• **Activity**: Line by line, give the data again exactly as it appears, but without pictures.

──────────────────────────────

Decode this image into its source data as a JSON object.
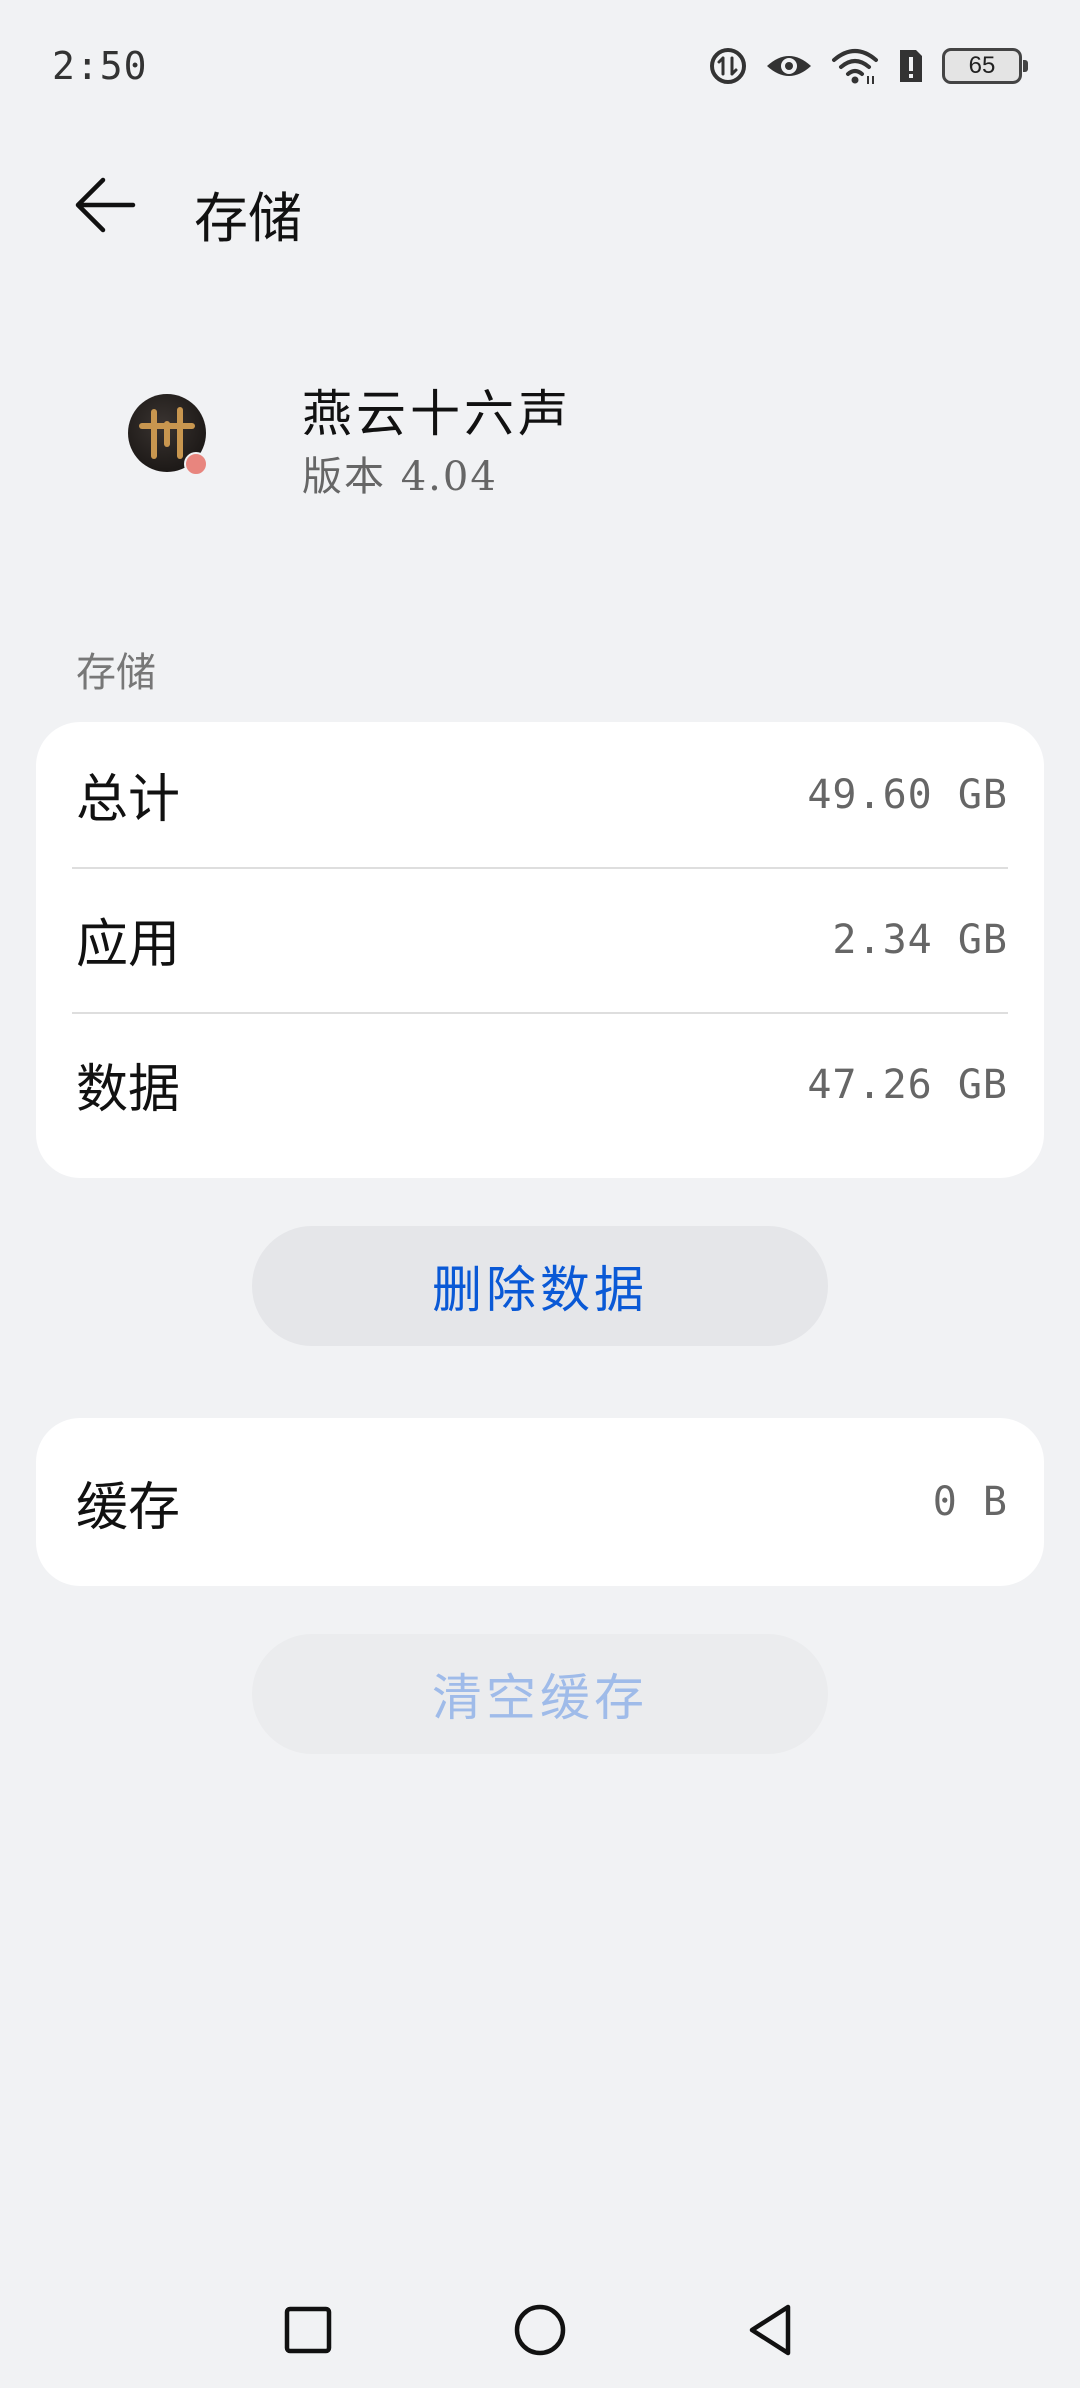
{
  "status_bar": {
    "time": "2:50",
    "battery_level": "65",
    "icons": [
      "data-saver-icon",
      "eye-comfort-icon",
      "wifi-icon",
      "sim-alert-icon",
      "battery-icon"
    ]
  },
  "header": {
    "back_icon": "arrow-left-icon",
    "title": "存储"
  },
  "app": {
    "name": "燕云十六声",
    "version": "版本 4.04"
  },
  "storage_section": {
    "label": "存储",
    "rows": [
      {
        "label": "总计",
        "value": "49.60 GB"
      },
      {
        "label": "应用",
        "value": "2.34 GB"
      },
      {
        "label": "数据",
        "value": "47.26 GB"
      }
    ]
  },
  "delete_data_button": {
    "label": "删除数据"
  },
  "cache_section": {
    "rows": [
      {
        "label": "缓存",
        "value": "0 B"
      }
    ]
  },
  "clear_cache_button": {
    "label": "清空缓存",
    "enabled": false
  },
  "colors": {
    "background": "#f1f2f4",
    "card": "#ffffff",
    "accent": "#0a59d6",
    "disabled_accent": "#9fbbe9"
  },
  "nav_bar": {
    "icons": [
      "recent-apps-icon",
      "home-icon",
      "back-triangle-icon"
    ]
  }
}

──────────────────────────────

• **Problem solution**:
Decode this image into its source data as a JSON object.
{
  "status_bar": {
    "time": "2:50",
    "battery_level": "65",
    "icons": [
      "data-saver-icon",
      "eye-comfort-icon",
      "wifi-icon",
      "sim-alert-icon",
      "battery-icon"
    ]
  },
  "header": {
    "back_icon": "arrow-left-icon",
    "title": "存储"
  },
  "app": {
    "name": "燕云十六声",
    "version": "版本 4.04"
  },
  "storage_section": {
    "label": "存储",
    "rows": [
      {
        "label": "总计",
        "value": "49.60 GB"
      },
      {
        "label": "应用",
        "value": "2.34 GB"
      },
      {
        "label": "数据",
        "value": "47.26 GB"
      }
    ]
  },
  "delete_data_button": {
    "label": "删除数据"
  },
  "cache_section": {
    "rows": [
      {
        "label": "缓存",
        "value": "0 B"
      }
    ]
  },
  "clear_cache_button": {
    "label": "清空缓存",
    "enabled": false
  },
  "colors": {
    "background": "#f1f2f4",
    "card": "#ffffff",
    "accent": "#0a59d6",
    "disabled_accent": "#9fbbe9"
  },
  "nav_bar": {
    "icons": [
      "recent-apps-icon",
      "home-icon",
      "back-triangle-icon"
    ]
  }
}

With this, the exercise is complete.